- Select cell B1 (or cells B1-B15) and then select Paste Special (from the Excel ribbon or the mouse right-click menu);
- You will be presented with the 'Paste Special' dialog box (also shown in the left image below). Select the option Values from this dialog box and click OK.
The image on the right below shows the result of the Paste Special. Note that the values from cells A1-A15 have been copied into cells B1-B15, but the formatting has not been copied across.
|Paste Special Options||Paste Special Values Result|
Of course, if you have one of the more recent version of Excel (Excel 2010 or later), you wouldn't need to open up the 'Paste Special' dialog box, as you can paste values only by using the Paste Special Values shortcut, .
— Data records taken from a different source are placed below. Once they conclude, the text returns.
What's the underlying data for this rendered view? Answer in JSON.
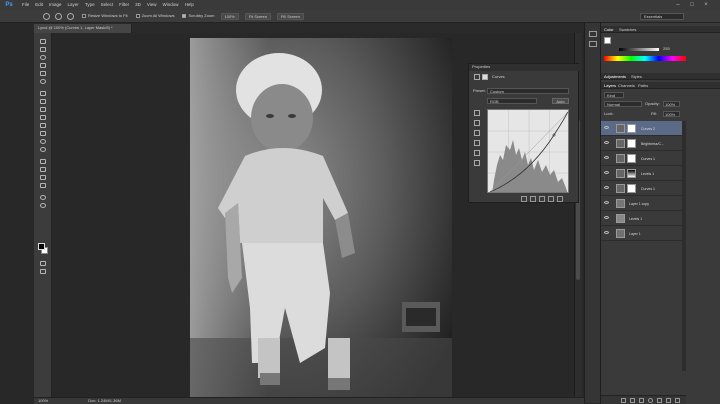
{
  "app": {
    "logo": "Ps",
    "menu": [
      "File",
      "Edit",
      "Image",
      "Layer",
      "Type",
      "Select",
      "Filter",
      "3D",
      "View",
      "Window",
      "Help"
    ],
    "window_controls": [
      "–",
      "□",
      "×"
    ]
  },
  "options_bar": {
    "resize_windows": "Resize Windows to Fit",
    "zoom_all": "Zoom All Windows",
    "scrubby_zoom": "Scrubby Zoom",
    "btn_100": "100%",
    "btn_fit": "Fit Screen",
    "btn_fill": "Fill Screen",
    "workspace": "Essentials"
  },
  "document_tab": {
    "label": "Lynol @ 100% (Curves 1, Layer Mask/8) *"
  },
  "properties": {
    "tab": "Properties",
    "type_label": "Curves",
    "preset_label": "Preset:",
    "preset_value": "Custom",
    "channel_value": "RGB",
    "auto_label": "Auto"
  },
  "color_panel": {
    "tab_color": "Color",
    "tab_swatches": "Swatches",
    "value": "255"
  },
  "adjustments": {
    "tab_adjust": "Adjustments",
    "tab_styles": "Styles"
  },
  "layers_panel": {
    "tab_layers": "Layers",
    "tab_channels": "Channels",
    "tab_paths": "Paths",
    "kind": "Kind",
    "blend_mode": "Normal",
    "opacity_label": "Opacity:",
    "opacity_value": "100%",
    "lock_label": "Lock:",
    "fill_label": "Fill:",
    "fill_value": "100%",
    "layers": [
      {
        "name": "Curves 2",
        "selected": true
      },
      {
        "name": "Brightness/C...",
        "selected": false
      },
      {
        "name": "Curves 1",
        "selected": false
      },
      {
        "name": "Levels 1",
        "selected": false
      },
      {
        "name": "Curves 1",
        "selected": false
      },
      {
        "name": "Layer 1 copy",
        "selected": false
      },
      {
        "name": "Levels 1",
        "selected": false
      },
      {
        "name": "Layer 1",
        "selected": false
      }
    ]
  },
  "status": {
    "zoom": "100%",
    "doc": "Doc: 1.24M/1.36M"
  },
  "colors": {
    "accent": "#5b6a86",
    "panel": "#3a3a3a",
    "bg": "#282828"
  }
}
Paste Special Transpose
You can see, from the above example, that the Values option is just one of several options linked to the Excel Paste Special feature.
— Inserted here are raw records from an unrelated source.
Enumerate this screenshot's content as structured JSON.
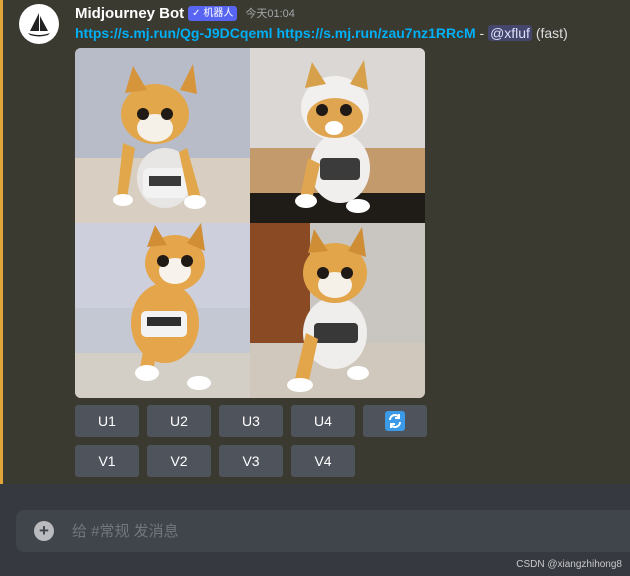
{
  "message": {
    "username": "Midjourney Bot",
    "bot_tag": "✓ 机器人",
    "timestamp": "今天01:04",
    "link1": "https://s.mj.run/Qg-J9DCqeml",
    "link2": "https://s.mj.run/zau7nz1RRcM",
    "separator": " - ",
    "mention": "@xfluf",
    "speed": " (fast)"
  },
  "buttons": {
    "upscale": [
      "U1",
      "U2",
      "U3",
      "U4"
    ],
    "variation": [
      "V1",
      "V2",
      "V3",
      "V4"
    ],
    "reroll_icon": "refresh-icon"
  },
  "composer": {
    "placeholder": "给 #常规 发消息"
  },
  "watermark": "CSDN @xiangzhihong8",
  "colors": {
    "background": "#36393f",
    "message_highlight": "#3b3a31",
    "mention_bar": "#e0a63a",
    "link": "#00aff4",
    "bot_tag": "#5865f2",
    "button": "#4f545c",
    "reroll_icon": "#3b9be8"
  }
}
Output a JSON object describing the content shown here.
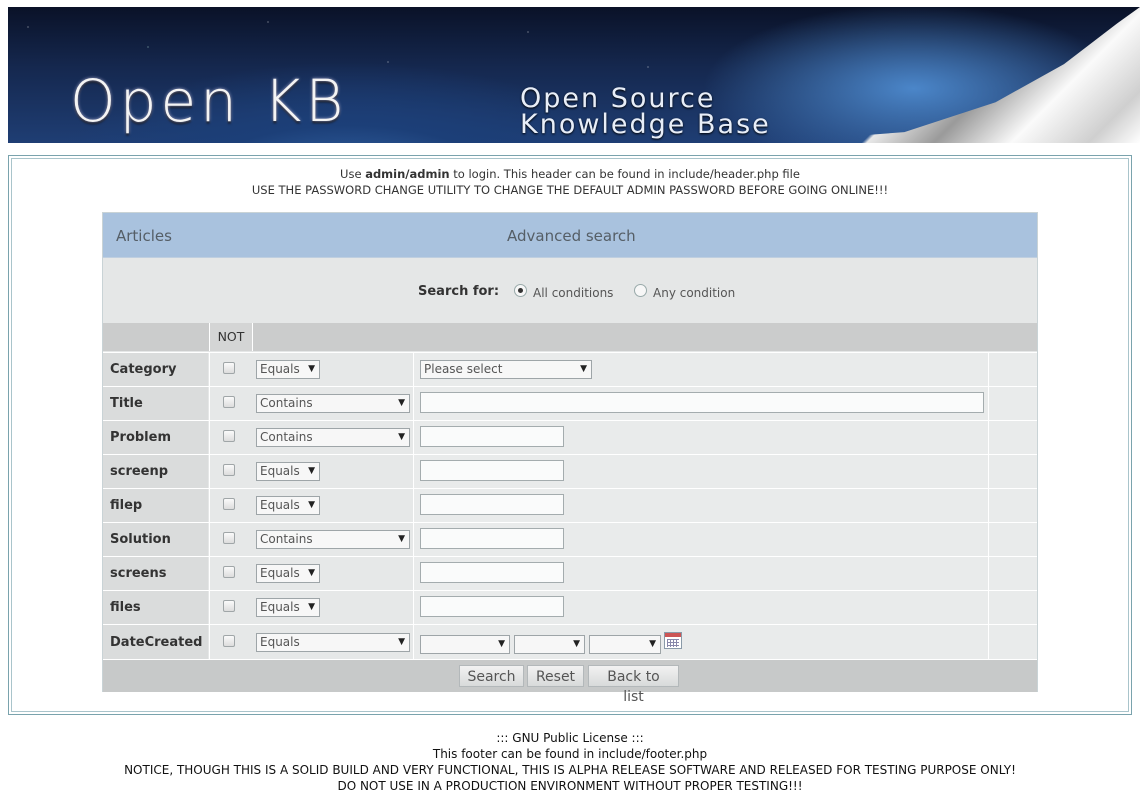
{
  "banner": {
    "logo_text": "Open KB",
    "subtitle_line1": "Open Source",
    "subtitle_line2": "Knowledge Base"
  },
  "notice": {
    "prefix": "Use ",
    "credentials": "admin/admin",
    "suffix": " to login. This header can be found in include/header.php file",
    "warning": "USE THE PASSWORD CHANGE UTILITY TO CHANGE THE DEFAULT ADMIN PASSWORD BEFORE GOING ONLINE!!!"
  },
  "panel": {
    "breadcrumb": "Articles",
    "title": "Advanced search",
    "search_for_label": "Search for:",
    "option_all": "All conditions",
    "option_any": "Any condition",
    "selected_option": "All conditions",
    "not_header": "NOT"
  },
  "fields": [
    {
      "name": "Category",
      "operator": "Equals",
      "value_select": "Please select"
    },
    {
      "name": "Title",
      "operator": "Contains",
      "value": ""
    },
    {
      "name": "Problem",
      "operator": "Contains",
      "value": ""
    },
    {
      "name": "screenp",
      "operator": "Equals",
      "value": ""
    },
    {
      "name": "filep",
      "operator": "Equals",
      "value": ""
    },
    {
      "name": "Solution",
      "operator": "Contains",
      "value": ""
    },
    {
      "name": "screens",
      "operator": "Equals",
      "value": ""
    },
    {
      "name": "files",
      "operator": "Equals",
      "value": ""
    },
    {
      "name": "DateCreated",
      "operator": "Equals",
      "day": "",
      "month": "",
      "year": ""
    }
  ],
  "buttons": {
    "search": "Search",
    "reset": "Reset",
    "back": "Back to list"
  },
  "footer": {
    "license": "::: GNU Public License :::",
    "location": "This footer can be found in include/footer.php",
    "notice1": "NOTICE, THOUGH THIS IS A SOLID BUILD AND VERY FUNCTIONAL, THIS IS ALPHA RELEASE SOFTWARE AND RELEASED FOR TESTING PURPOSE ONLY!",
    "notice2": "DO NOT USE IN A PRODUCTION ENVIRONMENT WITHOUT PROPER TESTING!!!"
  },
  "icons": {
    "calendar": "calendar-icon",
    "dropdown": "chevron-down-icon"
  },
  "colors": {
    "header_bar": "#a9c2de",
    "panel_bg": "#e5e7e7",
    "frame_border": "#7aa3ad"
  }
}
As well as pasting selected attributes of the copied cells, the Paste Special command can be used to perform simple transformations. One example is the Transpose option which, in the example below, has been used to copy cells A1-A6, and paste these into the cell range C1-H1.
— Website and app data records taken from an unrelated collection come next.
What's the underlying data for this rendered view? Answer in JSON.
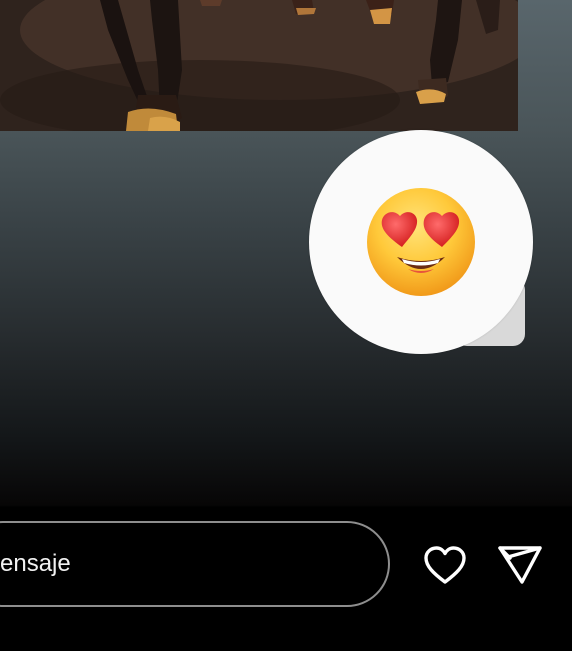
{
  "story": {
    "image_icon": "horse-legs-photo"
  },
  "reaction": {
    "emoji": "😍",
    "emoji_name": "heart-eyes-icon"
  },
  "reply_bar": {
    "placeholder": "ensaje",
    "like_icon": "heart-outline-icon",
    "send_icon": "paper-plane-icon"
  },
  "colors": {
    "background_top": "#59666c",
    "background_bottom": "#000000",
    "bubble": "#fafafa",
    "card": "#d9d9d9",
    "input_border": "#8e8e8e",
    "icon_white": "#ffffff"
  }
}
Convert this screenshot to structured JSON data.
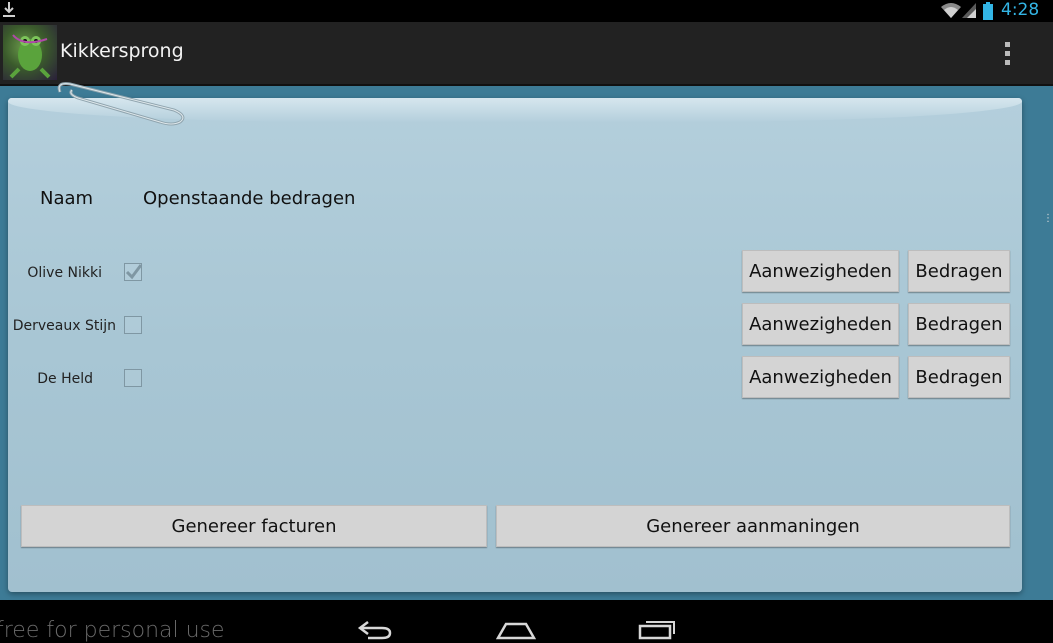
{
  "status_bar": {
    "time": "4:28",
    "icons": [
      "download-icon",
      "wifi-icon",
      "signal-icon",
      "battery-icon"
    ],
    "accent_color": "#33b5e5"
  },
  "action_bar": {
    "title": "Kikkersprong",
    "icons": [
      "app-logo",
      "overflow-menu-icon"
    ]
  },
  "table": {
    "headers": {
      "name": "Naam",
      "amounts": "Openstaande bedragen"
    },
    "rows": [
      {
        "name": "Olive Nikki",
        "checked": true,
        "attendance_label": "Aanwezigheden",
        "amounts_label": "Bedragen"
      },
      {
        "name": "Derveaux Stijn",
        "checked": false,
        "attendance_label": "Aanwezigheden",
        "amounts_label": "Bedragen"
      },
      {
        "name": "De Held",
        "checked": false,
        "attendance_label": "Aanwezigheden",
        "amounts_label": "Bedragen"
      }
    ]
  },
  "actions": {
    "generate_invoices": "Genereer facturen",
    "generate_reminders": "Genereer aanmaningen"
  },
  "nav_bar": {
    "watermark": "free for personal use",
    "icons": [
      "back-icon",
      "home-icon",
      "recent-apps-icon"
    ]
  }
}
|Before Paste Special Transpose||Paste Special Transpose Result|
Use Paste Special to Perform Arithmetic Operations
The Paste Special command can also be used to perform a simple arithmetic operation on the contents of the target cells. The values in the copied cells are added to, subtracted from, multiplied by or used to divide the target cells.
An example of this is shown below. Columns A and B of the example spreadsheet both contain numeric values and the Paste Special command is used to subtract the values in column A from the values in column B. This is done by copying column A, selecting column B, and then selecting 'Paste Special', with the Subtract option.
|Before Paste Special Subtract||Paste Special Subtract Result|
Note that, in the above example, instead of subtracting every cell of column A from column B, we could have subtracted a single cell of column A from every cell of column B. To do this, simply copy a single cell to start with, instead of a range of cells. Then, as in the example above, select column B and then select the Paste Special→Subtract option.
Copy Using CTRL-D or CTRL-R
Another convenient way to copy the values from one (or more) cells into adjacent cells is to use the CTRL-D or CTRL-R shortcuts.
The CTRL-D shortcut copies the contents of a cell or row into the cell(s) below. There are two ways in which this shortcut works:
If you select one or more cells in a single row and press CTRL-D (i.e. press the CTRL key and, while keeping this pressed down, press the d key), the contents from the row above the selected row are copied into the selected row.
pressing CTRL-D copies the contents of cells A1-C1 into cells A2-C2
If you select cells in more than one row and press CTRL-D, the contents from the cells in the top row of the selected range are copied down to all the other rows in the selected range.
pressing CTRL-D copies the contents of cells A1-C1 into cells A2-C4
The CTRL-R shortcut copies the contents of a cell or column into the cell(s) to the right. Again, there are two ways in which this shortcut works:
If you select one or more cells in a single column and press CTRL-R (i.e. press the CTRL key and, while keeping this pressed down, press the r key), the contents from the row to the left of the selected column are copied into the selected column.
pressing CTRL-R copies the contents of cells A1-A3 into cells B1-B3.
If you select cells in more than one column and press CTRL-R, the contents from the cells in the leftmost column of the selected range are copied across to all the other columns in the selected range.
pressing CTRL-R copies the contents of cells A1-A3 into cells B1-D3
Copy a Worksheet
Finally, it is worth mentioning how to duplicate a worksheet in Excel. To do this:
- Right-click with mouse on the tab at the bottom of the worksheet and select the option Move or Copy ...
- Tick the Create a copy box and click OK.